MIDDLEBOROUGH – Chief Joseph Perkins and the Middleborough Police Department are pleased to announce the implementation of a body-worn camera program on Saturday, Jan. 1, 2022, that will enhance the Department’s accountability in the community.
Fewer than a dozen police departments in Massachusetts have deployed body cameras to their sworn officers.
The Department received about 48 Motorola WatchGuard body cameras in early September. Following installation and technical testing, five Middleborough officers wore the cameras for a one-month trial in December to provide feedback on camera capabilities and the Department’s camera policy.
The cameras and a modern, cloud-based video/evidence management system cost about $25,000, which will be supported within the Police Department budget each year.
Each Department employee who performs policing duties has been issued a camera, which must be worn during their shifts.
“It’s been a long-term goal of the Middleborough Police Department to adopt body cameras to increase our transparency, and to show the community we want to do the right thing,” Chief Perkins said. “There is no reason an officer should not wear a camera while working in the public.”
Department leadership has spent several months on its camera policy, fine-tuning it in December during field testing.
The Middleborough Police Department’s camera policy states:
- Officers must use cameras only while on duty, and only for official Department activities.
- Officers are required to record their activities in situations including: service calls; calls involving use of force; encounters with individuals where armed, violent, or assaultive activity is alleged; service of search or arrest warrants; pursuits, where practical; encounters during which a person escalates or becomes adversarial; transportation of any prisoner in a Middleborough Police cruiser; all motor vehicle stops; any official duty or civilian contact which an officer reasonably believes it is in the public’s interest to document.
- Individuals may be recorded when there is no expectation of privacy, such as in a public space. Officers may use their discretion and stop recording if they feel such recording will be insensitive or inappropriate.
- Officers entering a private location such as a residence must announce they are recording, unless an immediate threat to the officer’s life or safety or the life or safety of any other person makes such notification dangerous.
The full body camera policy may be found here.
President Barack Obama’s Task Force on 21st Century Policing placed a priority on body camera research and camera programs.
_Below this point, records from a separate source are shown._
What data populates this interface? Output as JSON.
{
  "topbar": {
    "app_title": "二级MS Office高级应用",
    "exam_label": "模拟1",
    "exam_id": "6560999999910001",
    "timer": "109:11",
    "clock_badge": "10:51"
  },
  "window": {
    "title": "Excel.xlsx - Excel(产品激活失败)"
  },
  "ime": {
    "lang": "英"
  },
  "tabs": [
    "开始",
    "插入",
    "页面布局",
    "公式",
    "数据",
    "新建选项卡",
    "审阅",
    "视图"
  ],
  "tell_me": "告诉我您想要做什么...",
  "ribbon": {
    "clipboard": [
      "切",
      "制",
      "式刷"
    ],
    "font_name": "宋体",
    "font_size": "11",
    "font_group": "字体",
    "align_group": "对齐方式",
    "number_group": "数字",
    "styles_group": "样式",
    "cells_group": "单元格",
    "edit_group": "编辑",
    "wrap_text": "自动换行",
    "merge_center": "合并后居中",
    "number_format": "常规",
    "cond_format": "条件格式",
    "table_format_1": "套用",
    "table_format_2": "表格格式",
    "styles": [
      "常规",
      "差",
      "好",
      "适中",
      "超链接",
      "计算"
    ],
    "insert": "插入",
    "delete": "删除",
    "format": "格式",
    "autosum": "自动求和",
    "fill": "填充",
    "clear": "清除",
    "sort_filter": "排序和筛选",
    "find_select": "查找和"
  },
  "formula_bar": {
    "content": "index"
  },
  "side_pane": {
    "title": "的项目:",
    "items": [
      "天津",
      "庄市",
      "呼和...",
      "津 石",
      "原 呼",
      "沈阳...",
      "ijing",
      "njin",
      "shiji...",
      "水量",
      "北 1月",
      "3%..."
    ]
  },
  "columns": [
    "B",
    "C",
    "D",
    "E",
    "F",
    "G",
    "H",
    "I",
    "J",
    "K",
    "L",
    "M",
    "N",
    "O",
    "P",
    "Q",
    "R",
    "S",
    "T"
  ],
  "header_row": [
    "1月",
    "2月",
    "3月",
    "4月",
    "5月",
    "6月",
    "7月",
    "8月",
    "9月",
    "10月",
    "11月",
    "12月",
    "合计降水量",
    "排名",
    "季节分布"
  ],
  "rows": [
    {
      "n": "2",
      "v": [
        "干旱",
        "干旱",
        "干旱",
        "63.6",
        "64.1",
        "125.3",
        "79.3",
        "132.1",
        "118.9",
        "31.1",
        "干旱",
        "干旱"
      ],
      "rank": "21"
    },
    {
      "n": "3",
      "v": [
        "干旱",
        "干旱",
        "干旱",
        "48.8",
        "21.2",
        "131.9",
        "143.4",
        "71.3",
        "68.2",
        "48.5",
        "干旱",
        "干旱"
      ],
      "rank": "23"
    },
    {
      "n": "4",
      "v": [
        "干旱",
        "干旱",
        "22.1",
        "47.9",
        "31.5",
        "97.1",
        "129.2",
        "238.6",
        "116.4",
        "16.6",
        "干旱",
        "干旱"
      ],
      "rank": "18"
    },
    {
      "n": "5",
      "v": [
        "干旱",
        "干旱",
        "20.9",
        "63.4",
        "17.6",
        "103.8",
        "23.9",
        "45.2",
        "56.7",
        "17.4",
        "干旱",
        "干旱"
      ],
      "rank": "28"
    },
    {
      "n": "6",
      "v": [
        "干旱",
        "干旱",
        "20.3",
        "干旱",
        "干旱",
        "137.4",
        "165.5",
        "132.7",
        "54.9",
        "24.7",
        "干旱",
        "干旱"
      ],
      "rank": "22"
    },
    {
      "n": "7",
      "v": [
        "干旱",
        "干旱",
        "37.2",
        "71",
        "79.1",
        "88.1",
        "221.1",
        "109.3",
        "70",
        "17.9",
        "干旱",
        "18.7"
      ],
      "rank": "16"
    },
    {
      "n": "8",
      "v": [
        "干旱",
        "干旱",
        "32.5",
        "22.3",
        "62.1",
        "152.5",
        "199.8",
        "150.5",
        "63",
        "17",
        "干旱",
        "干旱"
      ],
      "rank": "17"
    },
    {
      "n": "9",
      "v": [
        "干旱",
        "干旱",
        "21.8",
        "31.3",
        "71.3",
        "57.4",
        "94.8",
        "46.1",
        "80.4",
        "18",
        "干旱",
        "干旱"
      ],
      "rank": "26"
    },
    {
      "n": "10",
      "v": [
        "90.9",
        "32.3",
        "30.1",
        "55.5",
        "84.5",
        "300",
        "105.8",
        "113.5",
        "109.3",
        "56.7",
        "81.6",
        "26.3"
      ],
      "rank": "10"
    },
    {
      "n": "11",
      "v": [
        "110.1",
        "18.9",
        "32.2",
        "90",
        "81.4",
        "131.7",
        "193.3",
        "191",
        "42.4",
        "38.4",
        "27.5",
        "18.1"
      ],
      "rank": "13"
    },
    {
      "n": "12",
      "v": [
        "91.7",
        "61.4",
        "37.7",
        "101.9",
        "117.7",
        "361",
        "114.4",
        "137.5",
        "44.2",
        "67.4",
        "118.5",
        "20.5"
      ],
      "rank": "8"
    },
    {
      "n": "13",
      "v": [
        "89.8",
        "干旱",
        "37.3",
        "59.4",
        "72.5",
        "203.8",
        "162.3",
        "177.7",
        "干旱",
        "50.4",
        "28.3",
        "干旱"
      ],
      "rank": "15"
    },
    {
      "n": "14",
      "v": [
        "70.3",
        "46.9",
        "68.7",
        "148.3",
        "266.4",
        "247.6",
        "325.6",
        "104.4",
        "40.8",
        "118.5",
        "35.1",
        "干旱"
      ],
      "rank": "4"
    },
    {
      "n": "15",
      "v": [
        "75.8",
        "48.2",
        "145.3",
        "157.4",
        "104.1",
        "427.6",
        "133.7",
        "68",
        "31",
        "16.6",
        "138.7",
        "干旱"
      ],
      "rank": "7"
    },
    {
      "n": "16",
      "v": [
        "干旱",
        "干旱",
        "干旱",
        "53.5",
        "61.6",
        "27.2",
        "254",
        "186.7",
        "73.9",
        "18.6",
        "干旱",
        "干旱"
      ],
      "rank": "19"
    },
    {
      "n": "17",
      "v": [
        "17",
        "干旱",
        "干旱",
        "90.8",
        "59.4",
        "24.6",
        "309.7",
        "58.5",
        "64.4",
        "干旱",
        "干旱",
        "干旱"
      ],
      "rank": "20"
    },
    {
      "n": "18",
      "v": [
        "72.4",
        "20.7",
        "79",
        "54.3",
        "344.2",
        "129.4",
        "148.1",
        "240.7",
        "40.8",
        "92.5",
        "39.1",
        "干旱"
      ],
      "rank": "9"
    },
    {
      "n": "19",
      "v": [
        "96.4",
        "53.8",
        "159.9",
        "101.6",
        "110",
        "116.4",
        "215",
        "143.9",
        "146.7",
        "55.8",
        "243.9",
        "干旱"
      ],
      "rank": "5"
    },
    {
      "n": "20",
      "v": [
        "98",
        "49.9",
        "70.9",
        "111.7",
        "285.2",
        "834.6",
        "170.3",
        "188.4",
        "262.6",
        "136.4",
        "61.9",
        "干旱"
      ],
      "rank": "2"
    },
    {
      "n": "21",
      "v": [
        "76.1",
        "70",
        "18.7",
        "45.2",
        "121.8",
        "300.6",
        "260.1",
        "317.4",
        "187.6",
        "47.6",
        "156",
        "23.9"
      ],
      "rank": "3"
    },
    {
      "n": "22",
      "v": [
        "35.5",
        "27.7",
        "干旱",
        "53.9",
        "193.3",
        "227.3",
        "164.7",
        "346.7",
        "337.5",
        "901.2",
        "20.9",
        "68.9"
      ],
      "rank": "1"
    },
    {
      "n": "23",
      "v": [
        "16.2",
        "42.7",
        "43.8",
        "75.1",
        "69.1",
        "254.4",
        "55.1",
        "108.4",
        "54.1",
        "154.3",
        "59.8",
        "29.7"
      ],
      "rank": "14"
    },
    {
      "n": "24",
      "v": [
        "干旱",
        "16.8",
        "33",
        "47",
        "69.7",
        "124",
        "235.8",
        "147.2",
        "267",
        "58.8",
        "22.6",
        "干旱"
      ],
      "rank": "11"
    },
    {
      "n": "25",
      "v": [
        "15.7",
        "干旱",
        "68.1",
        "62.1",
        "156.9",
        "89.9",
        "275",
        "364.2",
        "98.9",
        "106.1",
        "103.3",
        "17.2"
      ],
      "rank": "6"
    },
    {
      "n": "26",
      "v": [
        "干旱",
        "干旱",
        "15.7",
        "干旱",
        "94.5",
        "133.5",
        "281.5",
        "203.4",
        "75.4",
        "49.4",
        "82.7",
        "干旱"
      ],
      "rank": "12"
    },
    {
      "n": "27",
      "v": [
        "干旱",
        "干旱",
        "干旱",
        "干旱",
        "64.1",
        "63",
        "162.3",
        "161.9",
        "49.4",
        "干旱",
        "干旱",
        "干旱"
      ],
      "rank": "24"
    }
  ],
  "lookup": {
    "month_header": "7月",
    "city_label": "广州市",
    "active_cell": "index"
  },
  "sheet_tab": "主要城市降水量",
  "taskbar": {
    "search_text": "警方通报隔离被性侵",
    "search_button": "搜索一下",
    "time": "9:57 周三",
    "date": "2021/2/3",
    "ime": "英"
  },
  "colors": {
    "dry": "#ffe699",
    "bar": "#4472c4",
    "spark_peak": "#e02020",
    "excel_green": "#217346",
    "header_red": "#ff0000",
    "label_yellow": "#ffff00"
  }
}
The Task Force’s final report indicated that officers wearing body cameras had “87.5 percent fewer incidents of use of force and 59 percent fewer complaints than the officers not wearing the cameras.”
“The Middleborough Police Department and Chief Perkins have long advocated for body cameras, so it is great to see this program implemented,” Town Manager Robert Nunes said. “This can only lead to greater transparency, and improved interactions between our Department and the community.”